By Marti Brown--Candidate for Vallejo City Council



Over the past few days I’ve read several comments regarding my position on affordable housing and redevelopment, and it seemed relevant that I weigh in on the discussion.


First, given the City’s current problems, affordable housing in the City of Vallejo is a very low priority at this time. When I’m elected to office, it will not be one of my public policy priorities (please see my campaign platform:


Second, the City’s affordable housing dollars have been pretty much spent for the next several years, so I think this discussion is a moot point for at least the next four to five years.


Third, I am not supportive of instituting anymore Housing Choice Vouchers (formerly known as Section 8) in the City of Vallejo nor have I ever advocated that position. I am not supportive of any more affordable housing in the Downtown, Waterfront or within close proximity to these areas other than affordable senior housing (because seniors should have easy access to public transportation and neighborhood serving businesses). In fact, I wrote a “My Turn” in the Times Herald in early June stating that we may need to consider removing some of our more problematic affordable housing projects in the Downtown in order to move forward with the Downtown Plan.


Fourth, my position on affordable housing is to look for the best practices and solutions that address the systemic and underlying problems that poor people face—not just housing. We should develop and establish affordable housing policy that provide supportive services, addresses wider community concerns, and avert further lawsuits by affordable housing advocates (e.g., the Buchongo Settlement) and the State.


As for redevelopment, there’s no doubt that there are numerous examples of redevelopment abuse (through out the State and country). I can also show you examples of redevelopment that have positively changed the face of a neighborhood and community—it’s no different than private development, there are good and bad examples of both. From my experience, the difference between good and bad redevelopment is the difference between a majority of enlightened elected officials and a highly visible and transparent public process—two things that I think most of us can agree are sorely lacking in Vallejo!

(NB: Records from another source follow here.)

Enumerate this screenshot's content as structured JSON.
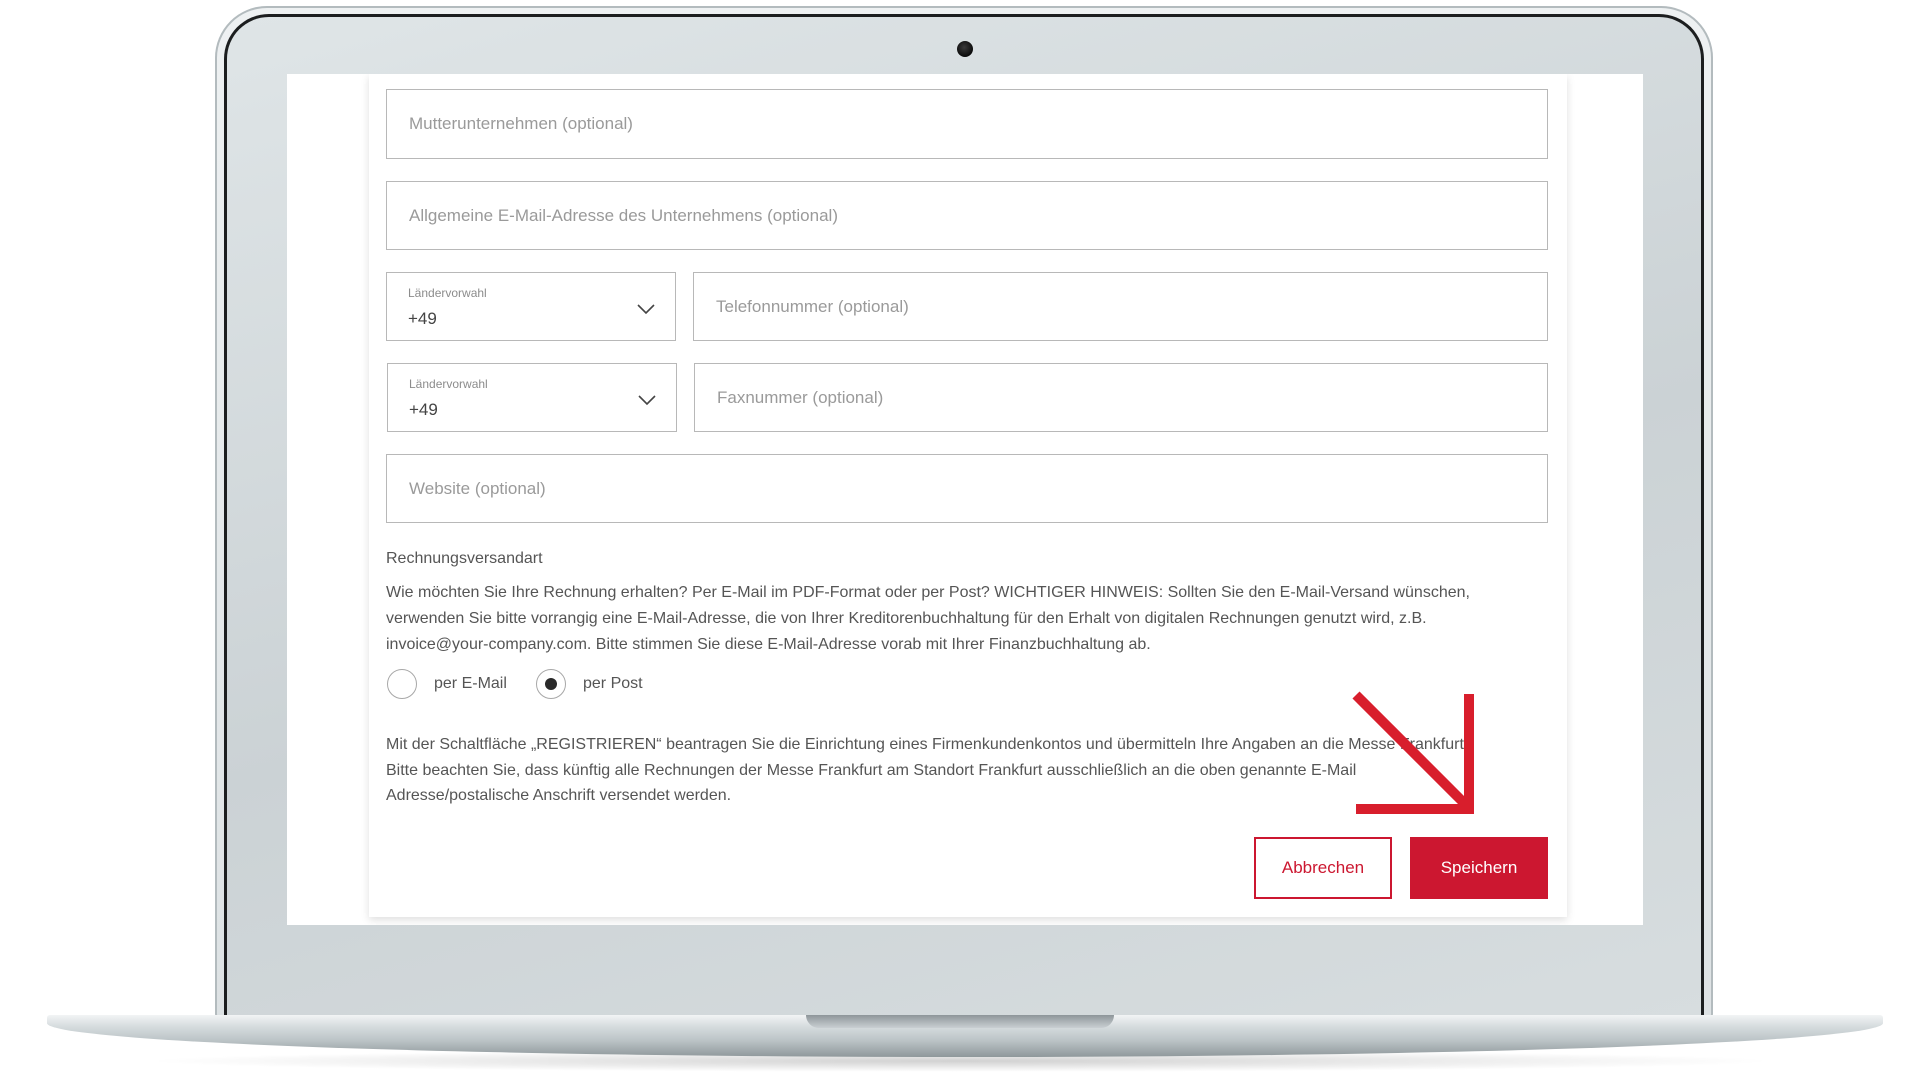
{
  "form": {
    "fields": {
      "parent_company": {
        "placeholder": "Mutterunternehmen (optional)"
      },
      "general_email": {
        "placeholder": "Allgemeine E-Mail-Adresse des Unternehmens (optional)"
      },
      "phone_country": {
        "label": "Ländervorwahl",
        "value": "+49"
      },
      "phone": {
        "placeholder": "Telefonnummer (optional)"
      },
      "fax_country": {
        "label": "Ländervorwahl",
        "value": "+49"
      },
      "fax": {
        "placeholder": "Faxnummer (optional)"
      },
      "website": {
        "placeholder": "Website (optional)"
      }
    },
    "invoice_delivery": {
      "title": "Rechnungsversandart",
      "description_lines": [
        "Wie möchten Sie Ihre Rechnung erhalten? Per E-Mail im PDF-Format oder per Post? WICHTIGER HINWEIS: Sollten Sie den E-Mail-Versand wünschen,",
        "verwenden Sie bitte vorrangig eine E-Mail-Adresse, die von Ihrer Kreditorenbuchhaltung für den Erhalt von digitalen Rechnungen genutzt wird, z.B.",
        "invoice@your-company.com. Bitte stimmen Sie diese E-Mail-Adresse vorab mit Ihrer Finanzbuchhaltung ab."
      ],
      "options": [
        {
          "label": "per E-Mail",
          "selected": false
        },
        {
          "label": "per Post",
          "selected": true
        }
      ]
    },
    "notice_lines": [
      "Mit der Schaltfläche „REGISTRIEREN“ beantragen Sie die Einrichtung eines Firmenkundenkontos und übermitteln Ihre Angaben an die Messe Frankfurt.",
      "Bitte beachten Sie, dass künftig alle Rechnungen der Messe Frankfurt am Standort Frankfurt ausschließlich an die oben genannte E-Mail",
      "Adresse/postalische Anschrift versendet werden."
    ],
    "buttons": {
      "cancel": "Abbrechen",
      "save": "Speichern"
    }
  },
  "icons": {
    "select_arrow": "chevron-down-icon",
    "annotation": "arrow-down-right-icon"
  },
  "colors": {
    "accent": "#cc1730",
    "annotation_arrow": "#d81e2c",
    "laptop_silver": "#d6dcde"
  }
}
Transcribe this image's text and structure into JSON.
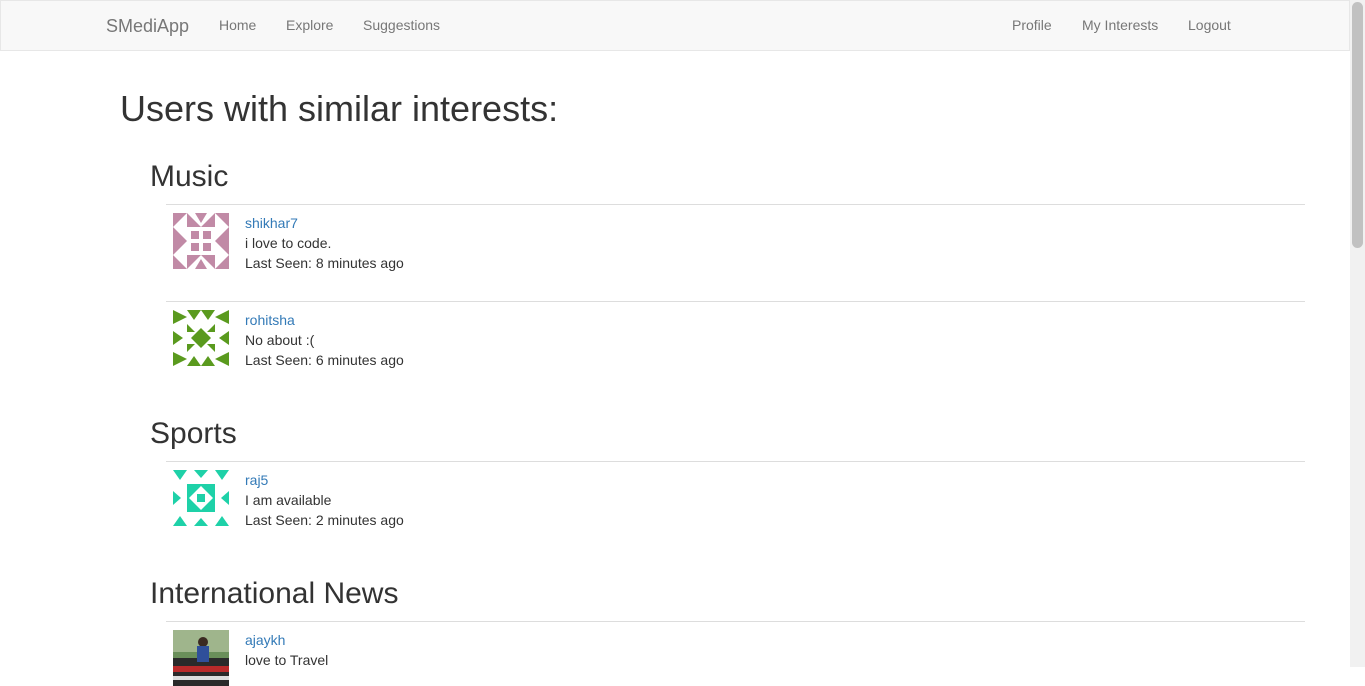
{
  "navbar": {
    "brand": "SMediApp",
    "left_links": [
      "Home",
      "Explore",
      "Suggestions"
    ],
    "right_links": [
      "Profile",
      "My Interests",
      "Logout"
    ]
  },
  "page_title": "Users with similar interests:",
  "sections": [
    {
      "title": "Music",
      "users": [
        {
          "name": "shikhar7",
          "about": "i love to code.",
          "last_seen": "Last Seen: 8 minutes ago",
          "avatar_color": "#c18aa6",
          "avatar_icon": "identicon-avatar"
        },
        {
          "name": "rohitsha",
          "about": "No about :(",
          "last_seen": "Last Seen: 6 minutes ago",
          "avatar_color": "#5a9a1e",
          "avatar_icon": "identicon-avatar"
        }
      ]
    },
    {
      "title": "Sports",
      "users": [
        {
          "name": "raj5",
          "about": "I am available",
          "last_seen": "Last Seen: 2 minutes ago",
          "avatar_color": "#1ed1a8",
          "avatar_icon": "identicon-avatar"
        }
      ]
    },
    {
      "title": "International News",
      "users": [
        {
          "name": "ajaykh",
          "about": "love to Travel",
          "last_seen": "",
          "avatar_color": "#3b5f7a",
          "avatar_icon": "photo-avatar"
        }
      ]
    }
  ]
}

Finally, affordable housing and redevelopment policies are both fairly complex and really do not lend themselves to a blog format. I am more than happy to engage anyone in conversation about these two topics. Please feel free to email me at This e-mail address is being protected from spam bots, you need JavaScript enabled to view it and we can meet in person to discuss these issues further.


Great discussion! Thanks, Marti.